Aboriginals warn of violent protests during Olympics
By MIKE CORDER -- Associated Press
SYDNEY, Australia -- Activists are threatening violent protests at the Sydney Olympics over a government report that plays down the number of Aborigines taken from their families in the 1900s under official policy.
For months, Aboriginal campaigners have said they would use the Olympics in September and the intense media attention that the games generate to highlight the plight of their people. But until the weekend, they had stressed any protest would be peaceful.
Aboriginal Affairs Minister John Herron, the report's author, suggested that accounts of the estimated 100,000 Aboriginal children taken by authorities between 1910 and the 1970s -- known as the "stolen generation" -- were exaggerated.
"A generation is all people born around that period," he told Australia's Channel Nine television today. "It didn't affect all Aboriginal people and that's the point that I'm making in my submission."
Under the policy, the children were taken from their families in the belief that Aborigines were doomed and that saving the children was the only humane alternative. Light-skinned Aboriginal children were given to white families for adoption, while dark-skinned children were put in orphanages.
The government says 10 percent of Aborigines were affected by the policy. It did not say how many people that equaled.
Aboriginals were incensed by the report.
Protests at the Olympics are "going to be very violent," Aboriginal activist Charles Perkins told the BBC on Sunday in an interview rebroadcast in Australia.
"We are telling all the British people, please, don't come over. If you want to see burning cars and burning buildings, then come over," he said. "Enjoy yourself."
Perkins later toned down his comments, but when asked about protests, he told Channel Nine. "It's 'Burn, baby, burn' from now on. Anything can happen."
The report and Herron's defense of it have plunged the relationship between Prime Minister John Howard's government and Aborigines to an all-time low.
Howard has been under fire in recent weeks for dropping a year-end deadline to achieve reconciliation between black and white Australia, and for refusing to overrule mandatory sentencing laws in parts of Australia which are seen as discriminating against Aborigines.
"These are difficult issues; they are not resolved by sloganeering on either side; they are not resolved by using exaggerated claims on either side of the debate," Howard said, attempting to defuse the explosive debate.
But while describing the policy of separating families as "quite unacceptable and quite distasteful," he also insisted Herron's report was accurate.
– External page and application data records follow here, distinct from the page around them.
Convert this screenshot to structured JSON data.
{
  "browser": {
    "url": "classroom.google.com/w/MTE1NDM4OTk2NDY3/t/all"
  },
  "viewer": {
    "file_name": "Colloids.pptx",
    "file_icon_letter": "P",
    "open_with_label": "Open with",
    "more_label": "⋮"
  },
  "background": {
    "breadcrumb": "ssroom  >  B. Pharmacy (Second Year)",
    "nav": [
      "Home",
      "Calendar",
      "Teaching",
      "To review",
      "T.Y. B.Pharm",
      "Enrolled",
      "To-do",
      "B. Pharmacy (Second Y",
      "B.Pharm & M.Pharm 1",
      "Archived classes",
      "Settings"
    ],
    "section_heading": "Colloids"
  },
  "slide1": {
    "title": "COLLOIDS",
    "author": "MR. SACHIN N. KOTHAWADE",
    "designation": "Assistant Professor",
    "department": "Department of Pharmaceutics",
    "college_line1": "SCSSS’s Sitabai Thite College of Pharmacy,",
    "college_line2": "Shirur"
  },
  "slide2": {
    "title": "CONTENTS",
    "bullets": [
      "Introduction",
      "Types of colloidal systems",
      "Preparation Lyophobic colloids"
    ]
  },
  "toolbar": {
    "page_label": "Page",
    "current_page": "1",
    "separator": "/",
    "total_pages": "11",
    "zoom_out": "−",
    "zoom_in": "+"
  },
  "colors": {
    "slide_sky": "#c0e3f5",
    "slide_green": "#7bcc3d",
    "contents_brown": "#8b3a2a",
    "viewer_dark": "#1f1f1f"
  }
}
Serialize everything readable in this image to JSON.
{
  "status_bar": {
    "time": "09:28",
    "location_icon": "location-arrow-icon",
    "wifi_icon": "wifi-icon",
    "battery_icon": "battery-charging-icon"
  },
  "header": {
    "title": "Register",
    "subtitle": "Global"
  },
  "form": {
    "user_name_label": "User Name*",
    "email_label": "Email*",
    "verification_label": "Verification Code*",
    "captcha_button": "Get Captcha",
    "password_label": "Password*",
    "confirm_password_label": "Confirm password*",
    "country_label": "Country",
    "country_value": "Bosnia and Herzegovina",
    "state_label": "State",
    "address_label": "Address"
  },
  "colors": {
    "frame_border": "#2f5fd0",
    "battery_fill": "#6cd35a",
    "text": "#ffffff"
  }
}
News of the report first surfaced Saturday, when the Daily Telegraph in Sydney quoted the document as saying, "There was never a generation of stolen children."
Lowitja O'Donoghue, chairwoman of an Aboriginal advisory committee set up by Sydney Olympics organizers, said Aborigines should protest at Australia's parliament.
"I think it matters not whether it was a generation, (or) whether it was 10 percent, but the policy was wrong," she said. O'Donoghue was taken from her parents when she was 2 years old.
Olympics officials refused comment.
Opposition leader Kim Beazley said he understood the anger at the government's report, but he said the Olympics should be left alone by protesters.
"I would strongly urge Aboriginal Australians to leave the Olympics alone," Beazley said. "The Olympics ought to be off limits. It ought to be an occasion of joy for all Australians and a chance to show off what good hosts we can be."
Geoff Clark, chairman of the Aboriginal and Torres Straight Islander Commission, predicted heightened tensions.
"It's not for me to say there will be or won't be violence," Clark said. "The fact is that violence is a part of demonstrations (but) what you need to do is be able to contain that, suggest to people that there shouldn't be violence, and that's been my call.
"I would hope people would heed those suggestions."